# Second movement sketch

I’ve been beating my creative head against the wall awhile, and finally, today, I came up with something. The melody is beautiful in its simplicity. The star player most of the time is the piccolo, which should make it happy, since it only got to play about three lines of music in the first movement. Anyway, this is just a sketch: I’ll probably keep the melody and the impressionistic piano stuff, but how those end up realizing themselves in anybody’s guess (Oh, and by no means do I consider the end of this recording an ending; it was just where I decided to stop today). This is a turning point in the dynamical system of composition, so feedback will have the most effect now. If you have any ideas, please speak up before I get too attached to what I’ve done.
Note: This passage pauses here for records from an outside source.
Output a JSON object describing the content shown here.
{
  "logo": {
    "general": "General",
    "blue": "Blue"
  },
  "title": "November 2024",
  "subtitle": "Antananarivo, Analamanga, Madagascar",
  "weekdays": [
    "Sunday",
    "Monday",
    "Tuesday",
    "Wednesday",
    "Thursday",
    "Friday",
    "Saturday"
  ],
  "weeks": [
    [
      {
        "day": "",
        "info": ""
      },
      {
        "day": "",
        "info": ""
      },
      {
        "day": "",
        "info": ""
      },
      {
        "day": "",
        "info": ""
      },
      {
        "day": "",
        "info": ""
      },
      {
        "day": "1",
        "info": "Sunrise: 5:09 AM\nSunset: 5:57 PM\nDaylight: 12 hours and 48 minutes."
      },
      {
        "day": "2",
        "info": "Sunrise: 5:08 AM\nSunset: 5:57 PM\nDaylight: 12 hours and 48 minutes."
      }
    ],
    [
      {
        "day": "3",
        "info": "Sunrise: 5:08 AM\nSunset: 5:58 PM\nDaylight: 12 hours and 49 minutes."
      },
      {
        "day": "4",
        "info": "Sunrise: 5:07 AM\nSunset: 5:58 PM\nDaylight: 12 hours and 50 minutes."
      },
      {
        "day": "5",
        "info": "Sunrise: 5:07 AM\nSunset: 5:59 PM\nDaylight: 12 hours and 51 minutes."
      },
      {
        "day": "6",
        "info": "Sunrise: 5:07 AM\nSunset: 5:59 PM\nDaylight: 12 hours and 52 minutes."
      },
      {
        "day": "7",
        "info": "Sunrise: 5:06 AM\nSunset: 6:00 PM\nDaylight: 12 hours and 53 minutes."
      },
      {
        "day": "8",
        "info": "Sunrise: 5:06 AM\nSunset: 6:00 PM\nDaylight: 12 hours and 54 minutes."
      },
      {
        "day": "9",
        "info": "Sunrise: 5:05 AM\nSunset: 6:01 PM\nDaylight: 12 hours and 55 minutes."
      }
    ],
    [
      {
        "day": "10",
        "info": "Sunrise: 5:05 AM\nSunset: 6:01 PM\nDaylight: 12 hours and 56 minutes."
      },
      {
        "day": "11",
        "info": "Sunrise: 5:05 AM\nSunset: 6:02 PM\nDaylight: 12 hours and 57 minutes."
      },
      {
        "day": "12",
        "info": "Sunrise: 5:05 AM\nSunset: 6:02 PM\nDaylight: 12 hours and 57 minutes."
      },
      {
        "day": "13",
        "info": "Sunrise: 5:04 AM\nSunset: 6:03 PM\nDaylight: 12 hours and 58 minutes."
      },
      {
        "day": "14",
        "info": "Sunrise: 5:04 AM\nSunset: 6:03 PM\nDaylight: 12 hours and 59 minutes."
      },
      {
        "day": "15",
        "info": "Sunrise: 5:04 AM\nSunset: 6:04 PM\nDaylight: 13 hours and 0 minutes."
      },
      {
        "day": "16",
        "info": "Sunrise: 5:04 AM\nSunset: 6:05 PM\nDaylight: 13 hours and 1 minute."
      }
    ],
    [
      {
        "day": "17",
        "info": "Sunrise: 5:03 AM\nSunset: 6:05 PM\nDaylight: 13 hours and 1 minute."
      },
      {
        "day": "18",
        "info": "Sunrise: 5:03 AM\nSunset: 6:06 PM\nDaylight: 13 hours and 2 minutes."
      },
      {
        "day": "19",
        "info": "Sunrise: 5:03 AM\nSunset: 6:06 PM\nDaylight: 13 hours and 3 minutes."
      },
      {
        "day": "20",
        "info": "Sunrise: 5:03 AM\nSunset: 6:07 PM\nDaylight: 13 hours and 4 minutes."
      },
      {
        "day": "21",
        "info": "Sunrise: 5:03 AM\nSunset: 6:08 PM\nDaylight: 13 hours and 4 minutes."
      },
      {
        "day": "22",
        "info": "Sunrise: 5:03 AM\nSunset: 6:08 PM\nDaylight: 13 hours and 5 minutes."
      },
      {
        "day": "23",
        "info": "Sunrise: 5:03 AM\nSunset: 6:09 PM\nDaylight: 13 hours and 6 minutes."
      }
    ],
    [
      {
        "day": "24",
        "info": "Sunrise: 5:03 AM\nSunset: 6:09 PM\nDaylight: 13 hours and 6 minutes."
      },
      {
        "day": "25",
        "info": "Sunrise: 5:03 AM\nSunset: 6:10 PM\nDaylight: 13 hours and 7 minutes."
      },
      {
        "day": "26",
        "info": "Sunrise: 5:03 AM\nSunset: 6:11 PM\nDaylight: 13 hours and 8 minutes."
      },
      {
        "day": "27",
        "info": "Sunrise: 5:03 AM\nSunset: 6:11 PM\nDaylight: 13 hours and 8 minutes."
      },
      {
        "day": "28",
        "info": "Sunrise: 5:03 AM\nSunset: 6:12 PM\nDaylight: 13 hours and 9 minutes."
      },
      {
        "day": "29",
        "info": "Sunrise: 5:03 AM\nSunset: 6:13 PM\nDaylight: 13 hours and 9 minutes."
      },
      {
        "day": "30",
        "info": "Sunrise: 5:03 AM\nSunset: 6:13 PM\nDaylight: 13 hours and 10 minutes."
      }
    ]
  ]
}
MIDI|MP3

## 4 thoughts on “Second movement sketch”

1. Trieu says:

Luke, “delete” or “not delete” is not an important issue. However, I would expect you to come
to
http://en.wikipedia.org/wiki/Free_ticket_problem
to tell me whether those my events are “independent”! many people they say “NOT”.
Thank so much!
Trieu.

2. What an interesting place to have a discussion about probability, in an entry called “Second movement sketch”. Consider it a cookie for the math nerds who decide to listen to my music.

In the “sequential” approach to the problem that you’ve taken, the events are not independent. Consider three students. The probability of the first getting the ticket P(1) is 1/3. The probability of the second is P(2) = P(1′)P(2|1′) = (1-1/3)(1/2) = 1/3. And the last student is: P(3) = P(1′)P(2′|1′)P(3|2′,1′) = (1-1/3)(1-1/2)(1) = 1/3. That’s awfully complicated though. You could make the ticket a uniform random variable in the envelopes (which you’ve done anyway) and ask which envelope it’s in. And then it’s just 1/3 for each.

3. Trieu says:

Thank for that, Luke
I do aware my solution was wrong since the sum of probabilities does not equal to 1. Anyway,
your conditional probability solutions above is a pretty and precise expression of “each student does have
equally chances”.